- _THE TASK_:
All lines in the data below carrying the string "desc" are to be located and copied.

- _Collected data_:
= = = =

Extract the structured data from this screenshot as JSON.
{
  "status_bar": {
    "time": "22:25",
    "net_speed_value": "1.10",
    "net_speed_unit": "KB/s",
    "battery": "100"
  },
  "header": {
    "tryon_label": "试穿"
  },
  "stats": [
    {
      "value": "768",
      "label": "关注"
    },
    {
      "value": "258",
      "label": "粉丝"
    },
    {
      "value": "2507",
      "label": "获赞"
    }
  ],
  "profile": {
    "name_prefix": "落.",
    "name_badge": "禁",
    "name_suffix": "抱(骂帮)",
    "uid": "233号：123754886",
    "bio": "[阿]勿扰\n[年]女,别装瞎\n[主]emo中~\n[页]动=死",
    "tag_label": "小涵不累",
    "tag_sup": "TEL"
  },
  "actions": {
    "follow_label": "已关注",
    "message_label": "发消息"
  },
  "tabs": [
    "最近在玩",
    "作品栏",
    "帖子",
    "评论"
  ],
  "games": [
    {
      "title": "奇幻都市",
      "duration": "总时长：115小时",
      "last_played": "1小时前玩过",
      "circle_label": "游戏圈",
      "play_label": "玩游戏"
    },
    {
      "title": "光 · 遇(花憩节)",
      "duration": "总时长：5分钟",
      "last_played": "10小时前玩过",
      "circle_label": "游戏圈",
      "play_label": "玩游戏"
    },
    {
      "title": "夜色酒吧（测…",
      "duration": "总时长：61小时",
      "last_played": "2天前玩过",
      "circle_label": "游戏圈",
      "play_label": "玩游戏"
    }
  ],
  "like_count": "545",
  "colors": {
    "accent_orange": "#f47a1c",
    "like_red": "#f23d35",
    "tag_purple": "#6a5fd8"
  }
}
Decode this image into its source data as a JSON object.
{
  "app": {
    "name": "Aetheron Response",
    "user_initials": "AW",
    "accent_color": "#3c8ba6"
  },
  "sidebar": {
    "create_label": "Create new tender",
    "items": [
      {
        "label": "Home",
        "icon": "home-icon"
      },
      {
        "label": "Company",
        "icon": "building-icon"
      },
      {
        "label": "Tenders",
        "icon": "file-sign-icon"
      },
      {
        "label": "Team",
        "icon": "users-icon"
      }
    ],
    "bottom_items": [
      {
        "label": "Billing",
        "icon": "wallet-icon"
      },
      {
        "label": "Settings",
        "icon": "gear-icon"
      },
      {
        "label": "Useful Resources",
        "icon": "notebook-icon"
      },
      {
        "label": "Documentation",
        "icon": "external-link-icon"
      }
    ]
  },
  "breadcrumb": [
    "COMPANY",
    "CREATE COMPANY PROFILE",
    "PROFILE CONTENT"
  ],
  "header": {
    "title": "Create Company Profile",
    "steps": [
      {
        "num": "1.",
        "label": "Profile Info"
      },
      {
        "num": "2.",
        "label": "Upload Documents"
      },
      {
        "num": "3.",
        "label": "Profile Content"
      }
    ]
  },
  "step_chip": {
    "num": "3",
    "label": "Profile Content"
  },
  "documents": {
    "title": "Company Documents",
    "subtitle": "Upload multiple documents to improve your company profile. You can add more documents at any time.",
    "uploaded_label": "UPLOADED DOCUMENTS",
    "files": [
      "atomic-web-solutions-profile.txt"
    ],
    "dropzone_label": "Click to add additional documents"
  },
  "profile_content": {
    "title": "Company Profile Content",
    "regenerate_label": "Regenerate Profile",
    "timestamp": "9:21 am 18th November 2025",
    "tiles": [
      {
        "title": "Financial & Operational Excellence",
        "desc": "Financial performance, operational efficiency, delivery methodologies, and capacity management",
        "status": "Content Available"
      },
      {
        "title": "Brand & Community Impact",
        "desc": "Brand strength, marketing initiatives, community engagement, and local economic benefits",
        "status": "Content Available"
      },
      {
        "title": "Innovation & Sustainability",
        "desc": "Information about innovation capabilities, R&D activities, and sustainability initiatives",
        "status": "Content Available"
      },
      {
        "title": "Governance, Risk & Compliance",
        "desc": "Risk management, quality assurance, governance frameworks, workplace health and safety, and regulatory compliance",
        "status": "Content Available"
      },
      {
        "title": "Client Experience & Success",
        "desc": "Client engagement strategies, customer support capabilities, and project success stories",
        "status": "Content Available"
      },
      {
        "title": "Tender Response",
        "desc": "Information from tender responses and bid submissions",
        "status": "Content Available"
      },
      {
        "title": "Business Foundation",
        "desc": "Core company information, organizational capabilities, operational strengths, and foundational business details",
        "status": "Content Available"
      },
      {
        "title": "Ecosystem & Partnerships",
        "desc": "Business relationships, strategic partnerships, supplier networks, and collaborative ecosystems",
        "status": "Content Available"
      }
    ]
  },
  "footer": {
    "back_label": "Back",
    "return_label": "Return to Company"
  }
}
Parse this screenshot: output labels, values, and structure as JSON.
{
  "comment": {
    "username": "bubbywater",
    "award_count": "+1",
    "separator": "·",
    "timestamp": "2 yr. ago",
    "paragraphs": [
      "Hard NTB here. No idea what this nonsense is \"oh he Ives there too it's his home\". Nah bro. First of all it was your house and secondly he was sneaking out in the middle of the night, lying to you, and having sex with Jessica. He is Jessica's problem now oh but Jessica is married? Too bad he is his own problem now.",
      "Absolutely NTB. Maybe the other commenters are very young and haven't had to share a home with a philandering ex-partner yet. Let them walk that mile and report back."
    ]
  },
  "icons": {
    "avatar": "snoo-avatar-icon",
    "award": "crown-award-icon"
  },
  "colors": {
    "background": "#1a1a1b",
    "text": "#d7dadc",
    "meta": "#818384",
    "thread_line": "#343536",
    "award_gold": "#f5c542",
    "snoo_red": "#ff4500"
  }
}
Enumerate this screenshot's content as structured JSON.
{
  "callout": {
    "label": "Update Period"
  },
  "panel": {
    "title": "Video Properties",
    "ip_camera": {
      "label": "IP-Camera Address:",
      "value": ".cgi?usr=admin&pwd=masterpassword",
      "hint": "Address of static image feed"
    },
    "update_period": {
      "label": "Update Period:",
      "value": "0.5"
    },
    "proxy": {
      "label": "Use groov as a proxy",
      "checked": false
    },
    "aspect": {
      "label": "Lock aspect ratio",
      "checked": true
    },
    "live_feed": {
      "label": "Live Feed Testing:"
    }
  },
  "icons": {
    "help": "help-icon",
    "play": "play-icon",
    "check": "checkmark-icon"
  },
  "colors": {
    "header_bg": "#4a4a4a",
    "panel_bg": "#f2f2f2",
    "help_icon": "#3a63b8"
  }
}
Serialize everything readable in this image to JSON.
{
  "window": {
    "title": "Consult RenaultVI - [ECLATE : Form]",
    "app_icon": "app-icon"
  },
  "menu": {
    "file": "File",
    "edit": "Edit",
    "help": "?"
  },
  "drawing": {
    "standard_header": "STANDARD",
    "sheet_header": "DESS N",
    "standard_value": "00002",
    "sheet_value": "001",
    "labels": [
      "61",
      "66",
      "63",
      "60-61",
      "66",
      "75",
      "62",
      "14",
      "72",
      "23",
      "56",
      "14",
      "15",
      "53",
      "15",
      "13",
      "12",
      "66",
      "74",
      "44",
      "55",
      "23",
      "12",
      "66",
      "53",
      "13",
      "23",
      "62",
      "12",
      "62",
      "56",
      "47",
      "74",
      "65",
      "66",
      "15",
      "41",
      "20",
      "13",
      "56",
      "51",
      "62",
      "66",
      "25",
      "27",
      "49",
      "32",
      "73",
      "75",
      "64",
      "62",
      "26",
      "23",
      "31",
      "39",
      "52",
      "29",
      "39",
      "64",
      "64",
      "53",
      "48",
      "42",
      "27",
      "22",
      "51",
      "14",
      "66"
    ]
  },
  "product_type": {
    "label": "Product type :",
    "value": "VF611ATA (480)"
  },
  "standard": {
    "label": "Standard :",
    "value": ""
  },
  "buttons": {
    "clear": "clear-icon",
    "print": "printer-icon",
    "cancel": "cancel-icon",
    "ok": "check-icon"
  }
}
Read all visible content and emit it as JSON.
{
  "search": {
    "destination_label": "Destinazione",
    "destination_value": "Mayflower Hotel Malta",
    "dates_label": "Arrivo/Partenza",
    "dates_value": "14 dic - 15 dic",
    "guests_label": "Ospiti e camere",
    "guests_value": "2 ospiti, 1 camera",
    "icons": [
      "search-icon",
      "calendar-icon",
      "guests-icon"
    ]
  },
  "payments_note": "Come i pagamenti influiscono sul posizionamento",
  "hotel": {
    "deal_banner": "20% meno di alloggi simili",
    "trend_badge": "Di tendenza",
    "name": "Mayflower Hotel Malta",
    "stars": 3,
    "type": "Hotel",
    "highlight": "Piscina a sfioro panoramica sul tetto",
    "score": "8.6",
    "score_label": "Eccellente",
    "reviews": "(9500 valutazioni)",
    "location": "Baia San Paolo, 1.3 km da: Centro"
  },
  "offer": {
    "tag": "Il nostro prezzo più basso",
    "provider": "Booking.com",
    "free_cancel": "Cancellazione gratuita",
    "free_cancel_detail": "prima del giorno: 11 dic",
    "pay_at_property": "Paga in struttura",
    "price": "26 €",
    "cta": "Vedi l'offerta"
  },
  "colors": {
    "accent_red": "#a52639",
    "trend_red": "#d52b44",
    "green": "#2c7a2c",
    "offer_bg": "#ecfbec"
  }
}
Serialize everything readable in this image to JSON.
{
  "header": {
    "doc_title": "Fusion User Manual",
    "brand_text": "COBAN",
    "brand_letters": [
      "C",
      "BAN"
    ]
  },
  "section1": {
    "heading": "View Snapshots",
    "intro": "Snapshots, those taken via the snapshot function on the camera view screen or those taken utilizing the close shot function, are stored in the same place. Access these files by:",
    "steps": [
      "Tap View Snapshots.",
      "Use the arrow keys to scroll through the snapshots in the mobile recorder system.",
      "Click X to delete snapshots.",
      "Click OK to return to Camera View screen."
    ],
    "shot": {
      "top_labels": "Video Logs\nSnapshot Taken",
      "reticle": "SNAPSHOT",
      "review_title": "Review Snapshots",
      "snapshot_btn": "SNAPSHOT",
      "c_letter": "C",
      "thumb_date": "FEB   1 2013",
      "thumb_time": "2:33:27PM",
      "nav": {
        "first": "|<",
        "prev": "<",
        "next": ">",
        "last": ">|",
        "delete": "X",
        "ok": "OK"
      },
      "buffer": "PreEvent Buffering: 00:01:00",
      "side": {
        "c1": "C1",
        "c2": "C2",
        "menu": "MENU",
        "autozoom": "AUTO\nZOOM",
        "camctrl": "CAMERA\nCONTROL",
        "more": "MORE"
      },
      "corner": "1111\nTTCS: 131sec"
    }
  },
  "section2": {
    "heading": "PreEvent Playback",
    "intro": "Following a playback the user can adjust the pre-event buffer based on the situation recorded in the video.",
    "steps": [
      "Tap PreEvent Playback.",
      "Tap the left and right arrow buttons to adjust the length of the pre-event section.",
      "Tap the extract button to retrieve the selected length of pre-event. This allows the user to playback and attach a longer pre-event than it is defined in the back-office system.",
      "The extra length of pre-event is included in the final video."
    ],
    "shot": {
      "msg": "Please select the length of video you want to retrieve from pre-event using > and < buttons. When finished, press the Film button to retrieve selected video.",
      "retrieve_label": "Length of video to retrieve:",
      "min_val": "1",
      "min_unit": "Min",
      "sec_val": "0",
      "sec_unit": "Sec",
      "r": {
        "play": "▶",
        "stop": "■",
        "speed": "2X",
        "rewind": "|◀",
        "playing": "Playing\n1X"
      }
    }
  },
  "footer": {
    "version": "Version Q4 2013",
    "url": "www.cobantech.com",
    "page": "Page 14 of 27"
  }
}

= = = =

- _RESULT_:
        "desc": "Financial performance, operational efficiency, delivery methodologies, and capacity management",
        "desc": "Brand strength, marketing initiatives, community engagement, and local economic benefits",
        "desc": "Information about innovation capabilities, R&D activities, and sustainability initiatives",
        "desc": "Risk management, quality assurance, governance frameworks, workplace health and safety, and regulatory compliance",
        "desc": "Client engagement strategies, customer support capabilities, and project success stories",
        "desc": "Information from tender responses and bid submissions",
        "desc": "Core company information, organizational capabilities, operational strengths, and foundational business details",
        "desc": "Business relationships, strategic partnerships, supplier networks, and collaborative ecosystems",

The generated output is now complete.